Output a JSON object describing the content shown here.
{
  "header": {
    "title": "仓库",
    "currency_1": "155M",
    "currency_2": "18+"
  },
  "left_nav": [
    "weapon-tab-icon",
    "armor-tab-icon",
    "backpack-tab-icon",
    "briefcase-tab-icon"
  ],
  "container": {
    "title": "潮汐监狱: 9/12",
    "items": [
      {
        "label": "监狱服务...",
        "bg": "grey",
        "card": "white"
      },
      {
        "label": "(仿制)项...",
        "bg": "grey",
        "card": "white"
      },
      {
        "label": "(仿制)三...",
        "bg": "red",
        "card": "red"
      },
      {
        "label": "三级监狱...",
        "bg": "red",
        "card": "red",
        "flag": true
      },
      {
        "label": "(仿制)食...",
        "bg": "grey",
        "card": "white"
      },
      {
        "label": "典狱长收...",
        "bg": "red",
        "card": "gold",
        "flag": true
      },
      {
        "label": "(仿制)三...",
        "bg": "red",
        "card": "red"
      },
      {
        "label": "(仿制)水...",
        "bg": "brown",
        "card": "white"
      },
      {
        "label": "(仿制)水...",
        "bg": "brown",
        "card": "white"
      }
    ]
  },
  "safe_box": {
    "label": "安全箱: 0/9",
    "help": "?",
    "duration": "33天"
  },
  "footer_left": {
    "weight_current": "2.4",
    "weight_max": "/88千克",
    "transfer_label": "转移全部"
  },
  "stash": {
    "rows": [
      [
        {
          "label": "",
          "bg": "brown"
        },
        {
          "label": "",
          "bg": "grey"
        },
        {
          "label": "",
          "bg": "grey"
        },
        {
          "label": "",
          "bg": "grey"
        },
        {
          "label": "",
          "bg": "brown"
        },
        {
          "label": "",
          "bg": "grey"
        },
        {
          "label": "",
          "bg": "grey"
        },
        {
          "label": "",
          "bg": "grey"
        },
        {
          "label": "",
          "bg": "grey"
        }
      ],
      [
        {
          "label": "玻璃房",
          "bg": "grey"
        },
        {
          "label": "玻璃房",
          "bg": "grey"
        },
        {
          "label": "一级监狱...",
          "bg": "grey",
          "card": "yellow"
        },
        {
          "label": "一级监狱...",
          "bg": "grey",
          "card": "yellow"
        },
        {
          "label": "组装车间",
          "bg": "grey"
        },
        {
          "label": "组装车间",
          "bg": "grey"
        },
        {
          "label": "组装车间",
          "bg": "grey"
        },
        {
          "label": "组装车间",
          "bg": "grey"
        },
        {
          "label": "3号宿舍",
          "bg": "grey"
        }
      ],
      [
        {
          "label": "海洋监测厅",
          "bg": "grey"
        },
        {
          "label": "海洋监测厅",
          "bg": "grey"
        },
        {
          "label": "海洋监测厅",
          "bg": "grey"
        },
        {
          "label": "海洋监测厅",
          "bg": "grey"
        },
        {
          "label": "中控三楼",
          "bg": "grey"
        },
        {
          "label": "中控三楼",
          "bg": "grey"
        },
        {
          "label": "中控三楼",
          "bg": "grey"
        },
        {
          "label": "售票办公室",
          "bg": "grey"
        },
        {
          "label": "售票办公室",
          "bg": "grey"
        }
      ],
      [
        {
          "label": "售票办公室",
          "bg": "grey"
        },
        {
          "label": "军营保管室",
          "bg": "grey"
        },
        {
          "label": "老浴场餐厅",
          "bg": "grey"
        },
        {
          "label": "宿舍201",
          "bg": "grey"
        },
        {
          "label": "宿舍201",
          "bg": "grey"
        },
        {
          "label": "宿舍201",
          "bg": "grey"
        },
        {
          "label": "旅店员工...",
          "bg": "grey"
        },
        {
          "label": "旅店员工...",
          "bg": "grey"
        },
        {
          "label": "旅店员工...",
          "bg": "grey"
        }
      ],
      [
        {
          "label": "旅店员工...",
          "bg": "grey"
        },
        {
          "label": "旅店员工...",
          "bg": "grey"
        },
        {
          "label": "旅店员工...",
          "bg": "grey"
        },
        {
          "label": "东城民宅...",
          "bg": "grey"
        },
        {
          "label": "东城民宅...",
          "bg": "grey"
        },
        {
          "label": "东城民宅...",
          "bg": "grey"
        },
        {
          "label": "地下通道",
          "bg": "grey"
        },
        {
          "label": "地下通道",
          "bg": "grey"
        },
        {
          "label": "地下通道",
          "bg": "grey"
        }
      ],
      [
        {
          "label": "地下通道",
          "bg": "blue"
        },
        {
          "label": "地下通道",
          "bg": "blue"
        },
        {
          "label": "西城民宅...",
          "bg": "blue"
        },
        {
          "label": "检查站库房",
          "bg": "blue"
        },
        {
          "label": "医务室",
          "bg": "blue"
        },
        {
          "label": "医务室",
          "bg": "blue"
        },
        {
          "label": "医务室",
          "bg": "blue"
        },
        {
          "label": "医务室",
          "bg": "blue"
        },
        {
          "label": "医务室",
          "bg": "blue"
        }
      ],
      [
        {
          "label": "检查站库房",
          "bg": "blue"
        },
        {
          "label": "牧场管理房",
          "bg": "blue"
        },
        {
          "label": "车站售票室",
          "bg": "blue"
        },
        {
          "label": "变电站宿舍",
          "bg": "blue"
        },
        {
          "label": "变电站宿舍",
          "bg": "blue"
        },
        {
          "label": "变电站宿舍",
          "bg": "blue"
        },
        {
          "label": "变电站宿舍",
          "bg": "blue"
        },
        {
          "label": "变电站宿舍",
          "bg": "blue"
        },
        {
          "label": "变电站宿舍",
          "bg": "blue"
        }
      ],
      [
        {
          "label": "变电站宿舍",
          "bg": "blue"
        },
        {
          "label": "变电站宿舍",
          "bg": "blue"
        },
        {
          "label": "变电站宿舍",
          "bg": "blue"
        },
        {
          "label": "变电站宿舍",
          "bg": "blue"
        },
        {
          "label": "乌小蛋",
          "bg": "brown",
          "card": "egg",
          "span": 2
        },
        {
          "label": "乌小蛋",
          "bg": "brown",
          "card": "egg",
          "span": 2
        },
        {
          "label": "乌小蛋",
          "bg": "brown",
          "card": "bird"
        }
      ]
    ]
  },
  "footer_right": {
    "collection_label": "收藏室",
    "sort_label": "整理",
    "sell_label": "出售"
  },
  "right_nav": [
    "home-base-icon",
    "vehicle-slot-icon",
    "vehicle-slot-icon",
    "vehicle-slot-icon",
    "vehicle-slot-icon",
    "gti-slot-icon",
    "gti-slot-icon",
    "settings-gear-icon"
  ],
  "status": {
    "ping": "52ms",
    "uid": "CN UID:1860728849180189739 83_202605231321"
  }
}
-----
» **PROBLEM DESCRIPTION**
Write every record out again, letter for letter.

» **RESULT OF THIS TASK**
Output a JSON object describing the content shown here.
{
  "header": {
    "title": "仓库",
    "currency_1": "155M",
    "currency_2": "18+"
  },
  "left_nav": [
    "weapon-tab-icon",
    "armor-tab-icon",
    "backpack-tab-icon",
    "briefcase-tab-icon"
  ],
  "container": {
    "title": "潮汐监狱: 9/12",
    "items": [
      {
        "label": "监狱服务...",
        "bg": "grey",
        "card": "white"
      },
      {
        "label": "(仿制)项...",
        "bg": "grey",
        "card": "white"
      },
      {
        "label": "(仿制)三...",
        "bg": "red",
        "card": "red"
      },
      {
        "label": "三级监狱...",
        "bg": "red",
        "card": "red",
        "flag": true
      },
      {
        "label": "(仿制)食...",
        "bg": "grey",
        "card": "white"
      },
      {
        "label": "典狱长收...",
        "bg": "red",
        "card": "gold",
        "flag": true
      },
      {
        "label": "(仿制)三...",
        "bg": "red",
        "card": "red"
      },
      {
        "label": "(仿制)水...",
        "bg": "brown",
        "card": "white"
      },
      {
        "label": "(仿制)水...",
        "bg": "brown",
        "card": "white"
      }
    ]
  },
  "safe_box": {
    "label": "安全箱: 0/9",
    "help": "?",
    "duration": "33天"
  },
  "footer_left": {
    "weight_current": "2.4",
    "weight_max": "/88千克",
    "transfer_label": "转移全部"
  },
  "stash": {
    "rows": [
      [
        {
          "label": "",
          "bg": "brown"
        },
        {
          "label": "",
          "bg": "grey"
        },
        {
          "label": "",
          "bg": "grey"
        },
        {
          "label": "",
          "bg": "grey"
        },
        {
          "label": "",
          "bg": "brown"
        },
        {
          "label": "",
          "bg": "grey"
        },
        {
          "label": "",
          "bg": "grey"
        },
        {
          "label": "",
          "bg": "grey"
        },
        {
          "label": "",
          "bg": "grey"
        }
      ],
      [
        {
          "label": "玻璃房",
          "bg": "grey"
        },
        {
          "label": "玻璃房",
          "bg": "grey"
        },
        {
          "label": "一级监狱...",
          "bg": "grey",
          "card": "yellow"
        },
        {
          "label": "一级监狱...",
          "bg": "grey",
          "card": "yellow"
        },
        {
          "label": "组装车间",
          "bg": "grey"
        },
        {
          "label": "组装车间",
          "bg": "grey"
        },
        {
          "label": "组装车间",
          "bg": "grey"
        },
        {
          "label": "组装车间",
          "bg": "grey"
        },
        {
          "label": "3号宿舍",
          "bg": "grey"
        }
      ],
      [
        {
          "label": "海洋监测厅",
          "bg": "grey"
        },
        {
          "label": "海洋监测厅",
          "bg": "grey"
        },
        {
          "label": "海洋监测厅",
          "bg": "grey"
        },
        {
          "label": "海洋监测厅",
          "bg": "grey"
        },
        {
          "label": "中控三楼",
          "bg": "grey"
        },
        {
          "label": "中控三楼",
          "bg": "grey"
        },
        {
          "label": "中控三楼",
          "bg": "grey"
        },
        {
          "label": "售票办公室",
          "bg": "grey"
        },
        {
          "label": "售票办公室",
          "bg": "grey"
        }
      ],
      [
        {
          "label": "售票办公室",
          "bg": "grey"
        },
        {
          "label": "军营保管室",
          "bg": "grey"
        },
        {
          "label": "老浴场餐厅",
          "bg": "grey"
        },
        {
          "label": "宿舍201",
          "bg": "grey"
        },
        {
          "label": "宿舍201",
          "bg": "grey"
        },
        {
          "label": "宿舍201",
          "bg": "grey"
        },
        {
          "label": "旅店员工...",
          "bg": "grey"
        },
        {
          "label": "旅店员工...",
          "bg": "grey"
        },
        {
          "label": "旅店员工...",
          "bg": "grey"
        }
      ],
      [
        {
          "label": "旅店员工...",
          "bg": "grey"
        },
        {
          "label": "旅店员工...",
          "bg": "grey"
        },
        {
          "label": "旅店员工...",
          "bg": "grey"
        },
        {
          "label": "东城民宅...",
          "bg": "grey"
        },
        {
          "label": "东城民宅...",
          "bg": "grey"
        },
        {
          "label": "东城民宅...",
          "bg": "grey"
        },
        {
          "label": "地下通道",
          "bg": "grey"
        },
        {
          "label": "地下通道",
          "bg": "grey"
        },
        {
          "label": "地下通道",
          "bg": "grey"
        }
      ],
      [
        {
          "label": "地下通道",
          "bg": "blue"
        },
        {
          "label": "地下通道",
          "bg": "blue"
        },
        {
          "label": "西城民宅...",
          "bg": "blue"
        },
        {
          "label": "检查站库房",
          "bg": "blue"
        },
        {
          "label": "医务室",
          "bg": "blue"
        },
        {
          "label": "医务室",
          "bg": "blue"
        },
        {
          "label": "医务室",
          "bg": "blue"
        },
        {
          "label": "医务室",
          "bg": "blue"
        },
        {
          "label": "医务室",
          "bg": "blue"
        }
      ],
      [
        {
          "label": "检查站库房",
          "bg": "blue"
        },
        {
          "label": "牧场管理房",
          "bg": "blue"
        },
        {
          "label": "车站售票室",
          "bg": "blue"
        },
        {
          "label": "变电站宿舍",
          "bg": "blue"
        },
        {
          "label": "变电站宿舍",
          "bg": "blue"
        },
        {
          "label": "变电站宿舍",
          "bg": "blue"
        },
        {
          "label": "变电站宿舍",
          "bg": "blue"
        },
        {
          "label": "变电站宿舍",
          "bg": "blue"
        },
        {
          "label": "变电站宿舍",
          "bg": "blue"
        }
      ],
      [
        {
          "label": "变电站宿舍",
          "bg": "blue"
        },
        {
          "label": "变电站宿舍",
          "bg": "blue"
        },
        {
          "label": "变电站宿舍",
          "bg": "blue"
        },
        {
          "label": "变电站宿舍",
          "bg": "blue"
        },
        {
          "label": "乌小蛋",
          "bg": "brown",
          "card": "egg",
          "span": 2
        },
        {
          "label": "乌小蛋",
          "bg": "brown",
          "card": "egg",
          "span": 2
        },
        {
          "label": "乌小蛋",
          "bg": "brown",
          "card": "bird"
        }
      ]
    ]
  },
  "footer_right": {
    "collection_label": "收藏室",
    "sort_label": "整理",
    "sell_label": "出售"
  },
  "right_nav": [
    "home-base-icon",
    "vehicle-slot-icon",
    "vehicle-slot-icon",
    "vehicle-slot-icon",
    "vehicle-slot-icon",
    "gti-slot-icon",
    "gti-slot-icon",
    "settings-gear-icon"
  ],
  "status": {
    "ping": "52ms",
    "uid": "CN UID:1860728849180189739 83_202605231321"
  }
}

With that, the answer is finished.